First, I need to emphasize that people should not possess anything that is illegal, be it drugs, a fake ID, stolen property, or any other form of contraband. However, if you are going to possess such things, leave them at home when you are heading to court. Most Pennsylvania court facilities require a person to pass through a security checkpoint, and some of those checkpoints use X-ray machines. Simply stated, taking drugs or contraband with you to court is not a good idea.
A New Jersey man recently appeared in court and drew the attention of court security because he and his friends allegedly smelled strongly of marijuana. The security officers found 43 bags of heroin and $400.00 in cash on the man. The man was then arrested and charged with possession with intent to distribute. In Pennsylvania, the charge of Possession With Intent to Deliver under 35 P.S. 780-113(a)(30) would be an ungraded felony, and because the drug involved is heroin, the maximum sentence permitted by law for a conviction would be 15 years incarceration and a $250,000.00 fine.
How Does a Prosecutor Prove That a Person Possessed With Intent to Deliver?
As a State College criminal defense lawyer, I routinely handle drug cases in which the Centre County drug task force or other law enforcement officers execute a search warrant for a Penn State dorm room or apartment, and the warrant leads to the discovery of marijuana, cocaine, prescription pills, other drugs, or related paraphernalia.
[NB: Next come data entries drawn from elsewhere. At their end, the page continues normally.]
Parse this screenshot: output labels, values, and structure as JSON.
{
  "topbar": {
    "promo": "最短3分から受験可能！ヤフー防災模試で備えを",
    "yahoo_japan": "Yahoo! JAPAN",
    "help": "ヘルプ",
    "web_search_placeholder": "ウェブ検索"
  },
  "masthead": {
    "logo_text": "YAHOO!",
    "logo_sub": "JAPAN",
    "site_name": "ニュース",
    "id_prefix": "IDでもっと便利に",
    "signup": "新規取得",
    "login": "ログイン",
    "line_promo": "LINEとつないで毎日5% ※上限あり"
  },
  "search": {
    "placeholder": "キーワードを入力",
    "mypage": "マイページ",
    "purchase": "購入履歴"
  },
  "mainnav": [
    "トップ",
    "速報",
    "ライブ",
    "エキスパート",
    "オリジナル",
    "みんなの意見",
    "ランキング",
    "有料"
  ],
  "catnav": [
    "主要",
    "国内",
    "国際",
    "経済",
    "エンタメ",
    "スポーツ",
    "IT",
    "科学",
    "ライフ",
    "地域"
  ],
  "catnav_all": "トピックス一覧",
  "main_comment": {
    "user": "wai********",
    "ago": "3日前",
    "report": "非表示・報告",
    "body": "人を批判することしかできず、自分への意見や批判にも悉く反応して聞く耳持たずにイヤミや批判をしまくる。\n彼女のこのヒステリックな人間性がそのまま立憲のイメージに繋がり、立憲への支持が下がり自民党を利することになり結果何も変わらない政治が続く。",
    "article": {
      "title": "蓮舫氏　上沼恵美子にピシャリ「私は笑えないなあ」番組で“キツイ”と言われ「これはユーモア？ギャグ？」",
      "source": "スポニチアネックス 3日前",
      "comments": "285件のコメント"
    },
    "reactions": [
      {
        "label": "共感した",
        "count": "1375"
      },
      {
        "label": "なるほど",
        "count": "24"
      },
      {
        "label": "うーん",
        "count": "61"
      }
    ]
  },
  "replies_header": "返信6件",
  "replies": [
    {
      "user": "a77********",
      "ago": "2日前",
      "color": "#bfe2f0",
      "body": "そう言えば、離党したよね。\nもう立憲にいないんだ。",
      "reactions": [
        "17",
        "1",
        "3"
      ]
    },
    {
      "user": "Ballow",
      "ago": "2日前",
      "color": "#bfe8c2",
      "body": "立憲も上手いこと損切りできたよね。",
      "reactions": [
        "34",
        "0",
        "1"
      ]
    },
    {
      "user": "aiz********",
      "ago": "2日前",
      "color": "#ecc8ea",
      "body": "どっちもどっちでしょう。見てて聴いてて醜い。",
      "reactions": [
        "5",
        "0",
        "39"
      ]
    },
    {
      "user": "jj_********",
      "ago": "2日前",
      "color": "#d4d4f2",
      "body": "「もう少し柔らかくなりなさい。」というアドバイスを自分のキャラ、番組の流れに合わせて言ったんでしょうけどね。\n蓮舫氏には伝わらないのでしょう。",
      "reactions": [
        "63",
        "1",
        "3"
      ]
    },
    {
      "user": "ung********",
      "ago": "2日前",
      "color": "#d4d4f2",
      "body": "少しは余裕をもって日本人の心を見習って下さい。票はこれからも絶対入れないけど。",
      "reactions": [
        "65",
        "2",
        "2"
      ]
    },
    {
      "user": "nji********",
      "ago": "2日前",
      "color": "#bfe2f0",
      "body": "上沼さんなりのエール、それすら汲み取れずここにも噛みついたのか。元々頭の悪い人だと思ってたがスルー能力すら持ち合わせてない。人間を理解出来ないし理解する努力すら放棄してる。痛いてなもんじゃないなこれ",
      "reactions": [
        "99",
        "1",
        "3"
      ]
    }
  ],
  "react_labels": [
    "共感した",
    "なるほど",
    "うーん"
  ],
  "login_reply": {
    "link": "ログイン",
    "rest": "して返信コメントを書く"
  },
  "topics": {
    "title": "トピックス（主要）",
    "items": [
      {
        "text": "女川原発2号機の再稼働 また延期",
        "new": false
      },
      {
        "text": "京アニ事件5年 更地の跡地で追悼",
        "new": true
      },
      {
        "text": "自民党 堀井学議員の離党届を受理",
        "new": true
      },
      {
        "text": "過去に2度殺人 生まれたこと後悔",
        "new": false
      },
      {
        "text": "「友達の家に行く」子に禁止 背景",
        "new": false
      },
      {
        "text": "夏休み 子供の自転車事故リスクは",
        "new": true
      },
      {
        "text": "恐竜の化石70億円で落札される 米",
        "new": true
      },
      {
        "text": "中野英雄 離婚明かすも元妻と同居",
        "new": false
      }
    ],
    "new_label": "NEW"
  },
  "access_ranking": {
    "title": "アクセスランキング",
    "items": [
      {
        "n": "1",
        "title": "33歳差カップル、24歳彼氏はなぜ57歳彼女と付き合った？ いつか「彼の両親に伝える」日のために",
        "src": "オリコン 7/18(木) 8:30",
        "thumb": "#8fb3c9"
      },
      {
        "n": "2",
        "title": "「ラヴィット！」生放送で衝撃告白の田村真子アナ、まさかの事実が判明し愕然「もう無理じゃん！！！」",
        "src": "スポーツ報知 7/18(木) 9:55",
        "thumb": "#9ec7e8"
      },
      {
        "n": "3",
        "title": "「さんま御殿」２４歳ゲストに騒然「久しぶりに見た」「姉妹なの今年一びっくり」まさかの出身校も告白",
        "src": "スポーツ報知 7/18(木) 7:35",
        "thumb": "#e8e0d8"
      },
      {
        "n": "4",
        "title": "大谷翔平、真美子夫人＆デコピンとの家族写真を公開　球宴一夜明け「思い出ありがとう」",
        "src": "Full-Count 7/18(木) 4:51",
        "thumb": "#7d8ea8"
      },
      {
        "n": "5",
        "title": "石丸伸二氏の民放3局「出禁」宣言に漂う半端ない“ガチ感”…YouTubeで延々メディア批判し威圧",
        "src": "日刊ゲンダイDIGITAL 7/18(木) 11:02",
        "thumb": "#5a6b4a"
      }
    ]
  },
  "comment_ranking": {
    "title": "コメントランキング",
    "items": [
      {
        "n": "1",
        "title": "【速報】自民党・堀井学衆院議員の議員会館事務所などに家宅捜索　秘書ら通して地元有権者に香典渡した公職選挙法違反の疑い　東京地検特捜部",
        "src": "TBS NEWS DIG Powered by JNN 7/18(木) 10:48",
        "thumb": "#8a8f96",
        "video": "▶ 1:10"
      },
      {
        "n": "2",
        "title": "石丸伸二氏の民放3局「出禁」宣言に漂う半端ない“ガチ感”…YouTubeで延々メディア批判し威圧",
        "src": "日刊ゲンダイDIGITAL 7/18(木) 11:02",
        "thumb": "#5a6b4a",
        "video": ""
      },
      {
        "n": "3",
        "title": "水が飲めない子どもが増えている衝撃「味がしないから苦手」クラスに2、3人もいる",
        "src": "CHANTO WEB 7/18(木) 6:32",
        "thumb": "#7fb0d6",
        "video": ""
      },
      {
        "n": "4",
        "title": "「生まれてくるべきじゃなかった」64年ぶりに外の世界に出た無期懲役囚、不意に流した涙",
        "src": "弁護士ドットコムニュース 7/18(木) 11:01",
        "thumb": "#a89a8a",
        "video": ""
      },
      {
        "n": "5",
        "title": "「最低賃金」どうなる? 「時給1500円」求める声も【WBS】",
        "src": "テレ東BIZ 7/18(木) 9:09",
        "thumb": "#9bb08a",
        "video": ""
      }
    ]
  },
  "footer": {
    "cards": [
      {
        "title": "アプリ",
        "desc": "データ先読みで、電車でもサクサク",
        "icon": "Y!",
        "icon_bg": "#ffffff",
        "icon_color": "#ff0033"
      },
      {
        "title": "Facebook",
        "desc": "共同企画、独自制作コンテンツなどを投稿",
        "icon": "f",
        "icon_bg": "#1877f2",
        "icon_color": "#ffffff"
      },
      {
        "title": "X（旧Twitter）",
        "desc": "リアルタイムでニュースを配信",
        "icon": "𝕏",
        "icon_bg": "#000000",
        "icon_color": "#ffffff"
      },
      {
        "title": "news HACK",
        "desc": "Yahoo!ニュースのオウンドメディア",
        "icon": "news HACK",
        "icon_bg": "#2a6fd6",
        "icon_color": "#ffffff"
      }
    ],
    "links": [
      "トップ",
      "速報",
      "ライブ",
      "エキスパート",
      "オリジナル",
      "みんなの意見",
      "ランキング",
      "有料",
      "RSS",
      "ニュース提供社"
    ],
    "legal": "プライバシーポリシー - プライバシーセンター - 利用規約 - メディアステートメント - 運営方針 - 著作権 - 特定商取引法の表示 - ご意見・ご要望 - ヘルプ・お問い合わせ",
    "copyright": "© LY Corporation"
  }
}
The issue in such cases is often whether or not the police will file misdemeanor possession charges or felony possession with intent to deliver charges. The prospective client almost always questions me about how the police or prosecutor can prove that the person intended to sell the drugs instead of intending to use the drugs. In a case like this, direct evidence would be an admission or written statement given to the police in which the person expressly admits that the drugs were possessed with the intent to be delivered. However, people often do not admit to anything, therefore the prosecution's case would require the presentation of circumstantial evidence and not direct evidence.
Various factors are considered by a judge or a jury in determining whether a person intended to deliver or sell drugs. One of the primary factors is the quantity of drug found. A person that smokes marijuana may be in possession of a few grams or possibly even an ounce of marijuana, but a person that is caught with 2 pounds of marijuana is more likely to be a person that is dealing weed. Many possession with intent to distribute charges are based upon evidence that the person was selling drugs, such as baggies for packaging, owe sheets evidencing payments and debts, large sums of cash, scales, and lockboxes or safes. A Penn State student that has $5,000.00 in cash near drugs gives rise to an inference that the student was selling drugs. In many Centre County cases, if the person was recently caught distributing drugs, then the police will try to admit evidence of the recent drug deliveries as proof that the other drugs were possessed with the intent to deliver as well. Whether or not the evidence is sufficient to prove that the person is guilty beyond a reasonable doubt is up to a jury.